- ABOUT THIS TASK -
Could you output the entire listing without altering anything?

══════

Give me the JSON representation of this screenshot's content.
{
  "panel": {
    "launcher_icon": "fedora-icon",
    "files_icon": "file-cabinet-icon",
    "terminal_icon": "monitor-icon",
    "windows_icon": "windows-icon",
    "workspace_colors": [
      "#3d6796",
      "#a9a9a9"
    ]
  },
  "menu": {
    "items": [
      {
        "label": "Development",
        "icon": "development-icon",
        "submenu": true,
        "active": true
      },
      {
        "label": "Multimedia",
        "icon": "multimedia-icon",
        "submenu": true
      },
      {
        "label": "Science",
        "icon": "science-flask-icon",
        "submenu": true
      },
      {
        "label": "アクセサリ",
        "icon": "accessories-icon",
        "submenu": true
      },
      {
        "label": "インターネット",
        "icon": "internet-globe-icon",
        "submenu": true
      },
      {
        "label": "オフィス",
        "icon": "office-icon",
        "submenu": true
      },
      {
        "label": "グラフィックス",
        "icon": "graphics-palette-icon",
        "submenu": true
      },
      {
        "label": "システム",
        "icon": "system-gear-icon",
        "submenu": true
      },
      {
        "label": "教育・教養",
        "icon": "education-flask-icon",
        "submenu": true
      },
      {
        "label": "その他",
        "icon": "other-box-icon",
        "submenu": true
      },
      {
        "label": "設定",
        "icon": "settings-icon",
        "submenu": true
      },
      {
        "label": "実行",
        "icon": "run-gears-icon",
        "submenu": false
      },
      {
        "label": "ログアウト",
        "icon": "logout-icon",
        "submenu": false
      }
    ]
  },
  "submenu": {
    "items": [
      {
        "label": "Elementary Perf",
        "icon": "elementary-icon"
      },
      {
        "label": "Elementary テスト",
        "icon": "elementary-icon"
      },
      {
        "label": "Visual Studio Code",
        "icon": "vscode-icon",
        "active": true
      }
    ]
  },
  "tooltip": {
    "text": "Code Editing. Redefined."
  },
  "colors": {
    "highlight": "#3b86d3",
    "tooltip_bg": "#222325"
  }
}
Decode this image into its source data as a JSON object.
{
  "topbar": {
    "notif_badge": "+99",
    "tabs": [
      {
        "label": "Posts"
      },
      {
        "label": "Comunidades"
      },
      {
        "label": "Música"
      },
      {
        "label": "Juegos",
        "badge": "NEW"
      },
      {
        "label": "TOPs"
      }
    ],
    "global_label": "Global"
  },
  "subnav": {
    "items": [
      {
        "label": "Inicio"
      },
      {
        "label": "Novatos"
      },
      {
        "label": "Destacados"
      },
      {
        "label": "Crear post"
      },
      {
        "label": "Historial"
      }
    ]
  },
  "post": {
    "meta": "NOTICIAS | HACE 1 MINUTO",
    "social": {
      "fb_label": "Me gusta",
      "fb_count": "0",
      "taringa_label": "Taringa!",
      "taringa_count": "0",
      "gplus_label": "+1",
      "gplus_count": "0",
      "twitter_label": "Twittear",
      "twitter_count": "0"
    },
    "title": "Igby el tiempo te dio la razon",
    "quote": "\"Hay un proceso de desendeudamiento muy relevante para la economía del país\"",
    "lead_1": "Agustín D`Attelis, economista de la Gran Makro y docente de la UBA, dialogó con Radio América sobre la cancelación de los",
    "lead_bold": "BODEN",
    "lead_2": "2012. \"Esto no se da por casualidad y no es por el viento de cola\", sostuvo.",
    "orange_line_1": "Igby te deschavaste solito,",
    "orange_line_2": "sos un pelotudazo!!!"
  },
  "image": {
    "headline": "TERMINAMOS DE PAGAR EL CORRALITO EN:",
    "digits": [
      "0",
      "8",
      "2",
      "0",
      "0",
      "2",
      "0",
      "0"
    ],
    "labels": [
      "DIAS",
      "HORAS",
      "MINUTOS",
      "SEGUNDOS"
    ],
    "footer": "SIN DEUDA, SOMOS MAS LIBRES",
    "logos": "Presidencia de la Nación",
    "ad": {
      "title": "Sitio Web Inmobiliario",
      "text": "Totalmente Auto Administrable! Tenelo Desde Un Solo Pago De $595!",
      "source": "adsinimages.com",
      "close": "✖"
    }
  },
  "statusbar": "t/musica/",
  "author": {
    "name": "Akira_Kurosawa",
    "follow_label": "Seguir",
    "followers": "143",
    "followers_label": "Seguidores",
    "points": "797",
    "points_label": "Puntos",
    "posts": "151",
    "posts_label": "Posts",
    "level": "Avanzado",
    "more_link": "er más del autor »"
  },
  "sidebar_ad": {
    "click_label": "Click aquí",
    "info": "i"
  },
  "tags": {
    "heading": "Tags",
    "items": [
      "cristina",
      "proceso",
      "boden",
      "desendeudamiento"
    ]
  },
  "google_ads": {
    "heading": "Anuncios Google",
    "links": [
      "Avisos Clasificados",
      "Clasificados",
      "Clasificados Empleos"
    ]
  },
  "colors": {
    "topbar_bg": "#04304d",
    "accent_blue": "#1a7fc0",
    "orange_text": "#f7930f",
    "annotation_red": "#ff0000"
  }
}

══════

- RESPONSE TO THE TASK -
Give me the JSON representation of this screenshot's content.
{
  "panel": {
    "launcher_icon": "fedora-icon",
    "files_icon": "file-cabinet-icon",
    "terminal_icon": "monitor-icon",
    "windows_icon": "windows-icon",
    "workspace_colors": [
      "#3d6796",
      "#a9a9a9"
    ]
  },
  "menu": {
    "items": [
      {
        "label": "Development",
        "icon": "development-icon",
        "submenu": true,
        "active": true
      },
      {
        "label": "Multimedia",
        "icon": "multimedia-icon",
        "submenu": true
      },
      {
        "label": "Science",
        "icon": "science-flask-icon",
        "submenu": true
      },
      {
        "label": "アクセサリ",
        "icon": "accessories-icon",
        "submenu": true
      },
      {
        "label": "インターネット",
        "icon": "internet-globe-icon",
        "submenu": true
      },
      {
        "label": "オフィス",
        "icon": "office-icon",
        "submenu": true
      },
      {
        "label": "グラフィックス",
        "icon": "graphics-palette-icon",
        "submenu": true
      },
      {
        "label": "システム",
        "icon": "system-gear-icon",
        "submenu": true
      },
      {
        "label": "教育・教養",
        "icon": "education-flask-icon",
        "submenu": true
      },
      {
        "label": "その他",
        "icon": "other-box-icon",
        "submenu": true
      },
      {
        "label": "設定",
        "icon": "settings-icon",
        "submenu": true
      },
      {
        "label": "実行",
        "icon": "run-gears-icon",
        "submenu": false
      },
      {
        "label": "ログアウト",
        "icon": "logout-icon",
        "submenu": false
      }
    ]
  },
  "submenu": {
    "items": [
      {
        "label": "Elementary Perf",
        "icon": "elementary-icon"
      },
      {
        "label": "Elementary テスト",
        "icon": "elementary-icon"
      },
      {
        "label": "Visual Studio Code",
        "icon": "vscode-icon",
        "active": true
      }
    ]
  },
  "tooltip": {
    "text": "Code Editing. Redefined."
  },
  "colors": {
    "highlight": "#3b86d3",
    "tooltip_bg": "#222325"
  }
}
Decode this image into its source data as a JSON object.
{
  "topbar": {
    "notif_badge": "+99",
    "tabs": [
      {
        "label": "Posts"
      },
      {
        "label": "Comunidades"
      },
      {
        "label": "Música"
      },
      {
        "label": "Juegos",
        "badge": "NEW"
      },
      {
        "label": "TOPs"
      }
    ],
    "global_label": "Global"
  },
  "subnav": {
    "items": [
      {
        "label": "Inicio"
      },
      {
        "label": "Novatos"
      },
      {
        "label": "Destacados"
      },
      {
        "label": "Crear post"
      },
      {
        "label": "Historial"
      }
    ]
  },
  "post": {
    "meta": "NOTICIAS | HACE 1 MINUTO",
    "social": {
      "fb_label": "Me gusta",
      "fb_count": "0",
      "taringa_label": "Taringa!",
      "taringa_count": "0",
      "gplus_label": "+1",
      "gplus_count": "0",
      "twitter_label": "Twittear",
      "twitter_count": "0"
    },
    "title": "Igby el tiempo te dio la razon",
    "quote": "\"Hay un proceso de desendeudamiento muy relevante para la economía del país\"",
    "lead_1": "Agustín D`Attelis, economista de la Gran Makro y docente de la UBA, dialogó con Radio América sobre la cancelación de los",
    "lead_bold": "BODEN",
    "lead_2": "2012. \"Esto no se da por casualidad y no es por el viento de cola\", sostuvo.",
    "orange_line_1": "Igby te deschavaste solito,",
    "orange_line_2": "sos un pelotudazo!!!"
  },
  "image": {
    "headline": "TERMINAMOS DE PAGAR EL CORRALITO EN:",
    "digits": [
      "0",
      "8",
      "2",
      "0",
      "0",
      "2",
      "0",
      "0"
    ],
    "labels": [
      "DIAS",
      "HORAS",
      "MINUTOS",
      "SEGUNDOS"
    ],
    "footer": "SIN DEUDA, SOMOS MAS LIBRES",
    "logos": "Presidencia de la Nación",
    "ad": {
      "title": "Sitio Web Inmobiliario",
      "text": "Totalmente Auto Administrable! Tenelo Desde Un Solo Pago De $595!",
      "source": "adsinimages.com",
      "close": "✖"
    }
  },
  "statusbar": "t/musica/",
  "author": {
    "name": "Akira_Kurosawa",
    "follow_label": "Seguir",
    "followers": "143",
    "followers_label": "Seguidores",
    "points": "797",
    "points_label": "Puntos",
    "posts": "151",
    "posts_label": "Posts",
    "level": "Avanzado",
    "more_link": "er más del autor »"
  },
  "sidebar_ad": {
    "click_label": "Click aquí",
    "info": "i"
  },
  "tags": {
    "heading": "Tags",
    "items": [
      "cristina",
      "proceso",
      "boden",
      "desendeudamiento"
    ]
  },
  "google_ads": {
    "heading": "Anuncios Google",
    "links": [
      "Avisos Clasificados",
      "Clasificados",
      "Clasificados Empleos"
    ]
  },
  "colors": {
    "topbar_bg": "#04304d",
    "accent_blue": "#1a7fc0",
    "orange_text": "#f7930f",
    "annotation_red": "#ff0000"
  }
}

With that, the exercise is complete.